In Congress, McKinley became known as a strong advocate of the protective tariff and as a defender of the rights of working people.
McKinley rose through the ranks of the House until he was defeated for re-election in 1890. Undaunted by the defeat, McKinley promptly ran for governor and was elected twice to that office.
By this time, McKinley had acquired the friendship and assistance of Ohio business leader and politician Mark Hanna. Hanna was a master political organizer and was convinced he could get McKinley elected president of the United States.
In the way was a young, assertive populist Democrat named William Jennings Bryan.
Bryan, the "Barefoot Boy Orator of the Platte," waged a nonstop campaign by train across America, giving as many as 10 speeches a day for months.
McKinley, on the other hand, waged a "front-porch" campaign that was backed by a formidable marketing campaign by Hanna, featuring buttons, posters, brochures and hats for anyone who wanted them.
McKinley won in 1896 and defeated Bryan a second time in 1900.
In the course of his presidency, McKinley promoted heavy tariffs on imported goods and maintenance of conservative monetary policies. He also, with some reluctance, led America successfully through the Spanish-American War and the initial phases of the Philippine Insurrection.
In September 1901, McKinley traveled to Buffalo, New York, to give an address at the Pan-American Exposition in that city. On Sept. 14, at a welcoming reception, McKinley was shot by a self-professed anarchist and died eight days later.
McKinley was extraordinarily popular at the time of his death.
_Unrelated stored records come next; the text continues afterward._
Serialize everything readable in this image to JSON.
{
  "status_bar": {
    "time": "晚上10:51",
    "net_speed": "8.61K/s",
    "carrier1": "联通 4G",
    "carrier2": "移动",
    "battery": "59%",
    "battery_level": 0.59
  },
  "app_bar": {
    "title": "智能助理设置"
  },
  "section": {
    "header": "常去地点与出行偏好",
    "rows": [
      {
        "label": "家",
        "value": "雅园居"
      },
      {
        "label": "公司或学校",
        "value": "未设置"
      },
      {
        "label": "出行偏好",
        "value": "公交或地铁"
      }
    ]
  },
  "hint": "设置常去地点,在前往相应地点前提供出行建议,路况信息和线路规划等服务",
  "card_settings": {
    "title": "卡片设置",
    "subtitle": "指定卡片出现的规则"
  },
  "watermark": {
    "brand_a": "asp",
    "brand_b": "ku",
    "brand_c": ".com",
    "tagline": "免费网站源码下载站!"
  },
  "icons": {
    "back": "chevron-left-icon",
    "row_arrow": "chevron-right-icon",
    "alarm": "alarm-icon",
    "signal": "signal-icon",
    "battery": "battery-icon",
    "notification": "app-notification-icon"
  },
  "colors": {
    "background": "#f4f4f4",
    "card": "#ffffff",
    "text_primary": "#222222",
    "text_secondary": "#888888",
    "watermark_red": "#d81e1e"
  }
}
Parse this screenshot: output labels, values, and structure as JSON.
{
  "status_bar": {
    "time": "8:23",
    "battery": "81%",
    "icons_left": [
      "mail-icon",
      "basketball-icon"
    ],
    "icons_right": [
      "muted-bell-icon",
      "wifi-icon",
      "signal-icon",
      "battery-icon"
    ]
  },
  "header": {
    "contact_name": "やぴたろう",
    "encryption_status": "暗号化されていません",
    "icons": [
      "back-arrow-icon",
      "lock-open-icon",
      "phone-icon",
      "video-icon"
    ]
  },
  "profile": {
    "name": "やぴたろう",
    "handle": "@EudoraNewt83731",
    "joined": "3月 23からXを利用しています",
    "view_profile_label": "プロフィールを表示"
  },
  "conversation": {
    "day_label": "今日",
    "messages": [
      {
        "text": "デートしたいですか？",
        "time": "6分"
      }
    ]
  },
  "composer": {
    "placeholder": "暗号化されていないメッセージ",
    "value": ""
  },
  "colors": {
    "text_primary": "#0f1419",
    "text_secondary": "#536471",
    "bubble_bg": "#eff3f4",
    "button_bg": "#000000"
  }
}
Over the next few years, schools, streets and even the largest mountain in America were named for him.
In Columbus, a permanent memorial costing more than $50,000 -- an immense sum at that time -- was created. The sculptor was Hermon MacNeil, who later created the "Standing Liberty" quarter, among other works.
The monument was dedicated in 1906 by Alice Roosevelt Longworth, the daughter of President Theodore Roosevelt, before a crowd of more than 50,000 people.
As a statue, William McKinley gazes fondly across High Street. If not the Huntington Center, what is he looking at?
He is looking at his wife.
Permanently disabled, Ida Saxton McKinley would look out her window at the second of three Neil House hotels as her husband walked to the Statehouse. Having placed his trademark scarlet carnation in his lapel, he turned each morning and waved to her as he reached the walk on Statehouse Square.
The scarlet carnation is the state flower of Ohio. In more ways than one, William McKinley is with us still.
Local historian and author Ed Lentz writes the As It Were column for ThisWeek Community News.